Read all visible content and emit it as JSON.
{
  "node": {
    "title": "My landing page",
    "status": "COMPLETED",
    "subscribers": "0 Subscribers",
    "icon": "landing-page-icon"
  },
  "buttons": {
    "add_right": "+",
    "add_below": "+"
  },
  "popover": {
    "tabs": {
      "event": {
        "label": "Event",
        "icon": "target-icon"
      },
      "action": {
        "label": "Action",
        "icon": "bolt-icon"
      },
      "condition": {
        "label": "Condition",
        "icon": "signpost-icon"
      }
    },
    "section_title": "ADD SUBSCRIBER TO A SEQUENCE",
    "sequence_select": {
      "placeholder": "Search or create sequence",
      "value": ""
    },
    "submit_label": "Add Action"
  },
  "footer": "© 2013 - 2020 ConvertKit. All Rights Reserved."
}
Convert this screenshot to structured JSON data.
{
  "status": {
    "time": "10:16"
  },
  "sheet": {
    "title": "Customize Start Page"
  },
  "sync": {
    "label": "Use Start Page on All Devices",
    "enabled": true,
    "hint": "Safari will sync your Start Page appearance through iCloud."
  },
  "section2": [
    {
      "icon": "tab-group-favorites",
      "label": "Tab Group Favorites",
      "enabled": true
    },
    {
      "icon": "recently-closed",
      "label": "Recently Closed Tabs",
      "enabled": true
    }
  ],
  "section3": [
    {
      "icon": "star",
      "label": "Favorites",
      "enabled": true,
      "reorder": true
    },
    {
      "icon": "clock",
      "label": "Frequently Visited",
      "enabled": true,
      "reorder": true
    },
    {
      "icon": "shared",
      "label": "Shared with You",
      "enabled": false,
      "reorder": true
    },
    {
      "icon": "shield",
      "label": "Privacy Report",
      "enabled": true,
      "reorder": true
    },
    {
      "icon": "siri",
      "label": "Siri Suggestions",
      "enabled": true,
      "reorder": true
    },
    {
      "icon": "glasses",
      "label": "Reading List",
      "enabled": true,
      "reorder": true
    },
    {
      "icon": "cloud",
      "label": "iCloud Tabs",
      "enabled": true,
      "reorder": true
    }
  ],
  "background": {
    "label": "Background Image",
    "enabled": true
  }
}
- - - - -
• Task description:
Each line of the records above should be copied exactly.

• Completed exercise:
Read all visible content and emit it as JSON.
{
  "node": {
    "title": "My landing page",
    "status": "COMPLETED",
    "subscribers": "0 Subscribers",
    "icon": "landing-page-icon"
  },
  "buttons": {
    "add_right": "+",
    "add_below": "+"
  },
  "popover": {
    "tabs": {
      "event": {
        "label": "Event",
        "icon": "target-icon"
      },
      "action": {
        "label": "Action",
        "icon": "bolt-icon"
      },
      "condition": {
        "label": "Condition",
        "icon": "signpost-icon"
      }
    },
    "section_title": "ADD SUBSCRIBER TO A SEQUENCE",
    "sequence_select": {
      "placeholder": "Search or create sequence",
      "value": ""
    },
    "submit_label": "Add Action"
  },
  "footer": "© 2013 - 2020 ConvertKit. All Rights Reserved."
}
Convert this screenshot to structured JSON data.
{
  "status": {
    "time": "10:16"
  },
  "sheet": {
    "title": "Customize Start Page"
  },
  "sync": {
    "label": "Use Start Page on All Devices",
    "enabled": true,
    "hint": "Safari will sync your Start Page appearance through iCloud."
  },
  "section2": [
    {
      "icon": "tab-group-favorites",
      "label": "Tab Group Favorites",
      "enabled": true
    },
    {
      "icon": "recently-closed",
      "label": "Recently Closed Tabs",
      "enabled": true
    }
  ],
  "section3": [
    {
      "icon": "star",
      "label": "Favorites",
      "enabled": true,
      "reorder": true
    },
    {
      "icon": "clock",
      "label": "Frequently Visited",
      "enabled": true,
      "reorder": true
    },
    {
      "icon": "shared",
      "label": "Shared with You",
      "enabled": false,
      "reorder": true
    },
    {
      "icon": "shield",
      "label": "Privacy Report",
      "enabled": true,
      "reorder": true
    },
    {
      "icon": "siri",
      "label": "Siri Suggestions",
      "enabled": true,
      "reorder": true
    },
    {
      "icon": "glasses",
      "label": "Reading List",
      "enabled": true,
      "reorder": true
    },
    {
      "icon": "cloud",
      "label": "iCloud Tabs",
      "enabled": true,
      "reorder": true
    }
  ],
  "background": {
    "label": "Background Image",
    "enabled": true
  }
}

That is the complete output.